Patients sometimes look at the price of a tooth extraction and are tempted to simply remove their tooth, opting for what appears to be the less expensive treatment. However, these people overlook the hidden cost of a tooth extraction: tooth replacement.

If you leave a gap in your smile, the surrounding teeth could start to move out of place, affecting both their look and their function. For this reason, it’s necessary to follow up a tooth extraction with a dental bridge, denture, or dental implant.

When you consider the cost of a tooth extraction and replacement, a root canal is the much cheaper option. 

Does Dental Insurance Cover Root Canals?

Dental insurance form on a table

Root canal treatment is almost always going to be covered by insurance, given that they’re only done in situations where they’re medically necessary. Patients typically have anywhere from 50 to 80% of the cost of their root canal covered, though we’ll have to coordinate with your dental plan to determine for sure what kind of coverage you can get.

If you have questions about this or any other aspect of the cost of root canals, give us a call and we’ll talk about how to make care affordable for you!

Root Canal FAQs

Cross-section of a tooth

How Much Pain Is Normal After a Root Canal?

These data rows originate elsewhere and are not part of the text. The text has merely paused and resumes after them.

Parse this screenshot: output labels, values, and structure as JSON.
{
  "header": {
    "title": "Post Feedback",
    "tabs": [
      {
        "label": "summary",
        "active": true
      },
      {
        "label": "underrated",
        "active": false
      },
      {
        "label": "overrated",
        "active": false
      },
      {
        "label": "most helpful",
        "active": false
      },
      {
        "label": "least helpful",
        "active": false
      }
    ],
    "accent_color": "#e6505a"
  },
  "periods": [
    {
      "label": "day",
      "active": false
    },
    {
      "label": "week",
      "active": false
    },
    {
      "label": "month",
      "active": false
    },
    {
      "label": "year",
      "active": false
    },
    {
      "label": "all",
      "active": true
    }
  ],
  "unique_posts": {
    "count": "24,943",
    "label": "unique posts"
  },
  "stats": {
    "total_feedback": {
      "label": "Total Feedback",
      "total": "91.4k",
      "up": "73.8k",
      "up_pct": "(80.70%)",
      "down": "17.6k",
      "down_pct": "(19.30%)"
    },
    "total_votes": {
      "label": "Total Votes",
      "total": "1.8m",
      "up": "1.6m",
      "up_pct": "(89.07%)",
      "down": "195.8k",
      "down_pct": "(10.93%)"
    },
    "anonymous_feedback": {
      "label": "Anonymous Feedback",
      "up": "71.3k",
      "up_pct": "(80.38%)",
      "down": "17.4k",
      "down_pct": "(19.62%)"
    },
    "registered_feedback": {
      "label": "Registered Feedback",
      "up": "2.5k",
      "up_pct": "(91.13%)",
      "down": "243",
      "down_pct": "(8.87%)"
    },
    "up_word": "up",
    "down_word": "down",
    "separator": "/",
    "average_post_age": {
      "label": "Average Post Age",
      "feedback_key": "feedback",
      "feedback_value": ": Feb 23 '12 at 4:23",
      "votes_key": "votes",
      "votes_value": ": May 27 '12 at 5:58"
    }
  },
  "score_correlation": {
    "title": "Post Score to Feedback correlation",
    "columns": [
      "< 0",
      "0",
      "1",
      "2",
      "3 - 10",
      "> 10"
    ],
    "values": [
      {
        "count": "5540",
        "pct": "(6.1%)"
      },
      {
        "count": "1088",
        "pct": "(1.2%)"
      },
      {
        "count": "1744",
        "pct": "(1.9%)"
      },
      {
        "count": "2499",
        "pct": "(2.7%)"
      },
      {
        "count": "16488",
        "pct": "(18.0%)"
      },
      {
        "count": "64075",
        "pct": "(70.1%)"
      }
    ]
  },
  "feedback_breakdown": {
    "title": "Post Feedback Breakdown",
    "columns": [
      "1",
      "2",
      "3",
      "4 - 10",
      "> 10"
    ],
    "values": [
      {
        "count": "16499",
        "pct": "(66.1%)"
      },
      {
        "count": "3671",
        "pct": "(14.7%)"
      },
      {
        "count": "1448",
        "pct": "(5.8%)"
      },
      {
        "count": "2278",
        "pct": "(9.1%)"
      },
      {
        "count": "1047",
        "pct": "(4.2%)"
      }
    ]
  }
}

While root canal treatment itself is completely painless, it’s normal for people to be a little bit tender for a few days after the procedure. This should be mild and short-lived, handled easily with over-the-counter pain relievers.

If you find that your tooth is bothering you, make sure you’re steering clear of any foods or bad habits that could disturb your tooth. Within three or four days, you should feel just fine.

What Should I Do Before a Root Canal?

While you don’t have to do that much to prepare for your root canal, there are probably a few things that it’s smart to keep in mind:

  • Avoid nicotine and alcohol before the procedure.
  • Take an over-the-counter pain reliever beforehand so that it’s kicked in by the time your numbness wears off.
  • Eat well and get a good night’s sleep the day before. This will ensure that your immune system is working optimally, making infection less likely.

Can I Take Antibiotics Instead of Getting a Root Canal?

While antibiotics are effective on most bacterial infections, they’re insufficient on their own to treat those in the mouth. This is because antibiotics work by moving through the bloodstream, but cannot enter the root pulp of a tooth via this method.

If you’re suffering from pulpitis—the primary infection that would necessitate a root canal—antibiotics aren’t going to be enough to help you.

Do Root Canals Ever Have to Be Redone?

While rare, it is occasionally necessary for a root canal to be redone. It could be that saliva contaminated the tooth during treatment, that it took too long to get your dental crown, or that there was more infected root tissue in your tooth than was expected. It may also happen that a root canaled tooth could develop another infection via a new area of decay, so be sure to take care of a tooth after it’s been treated.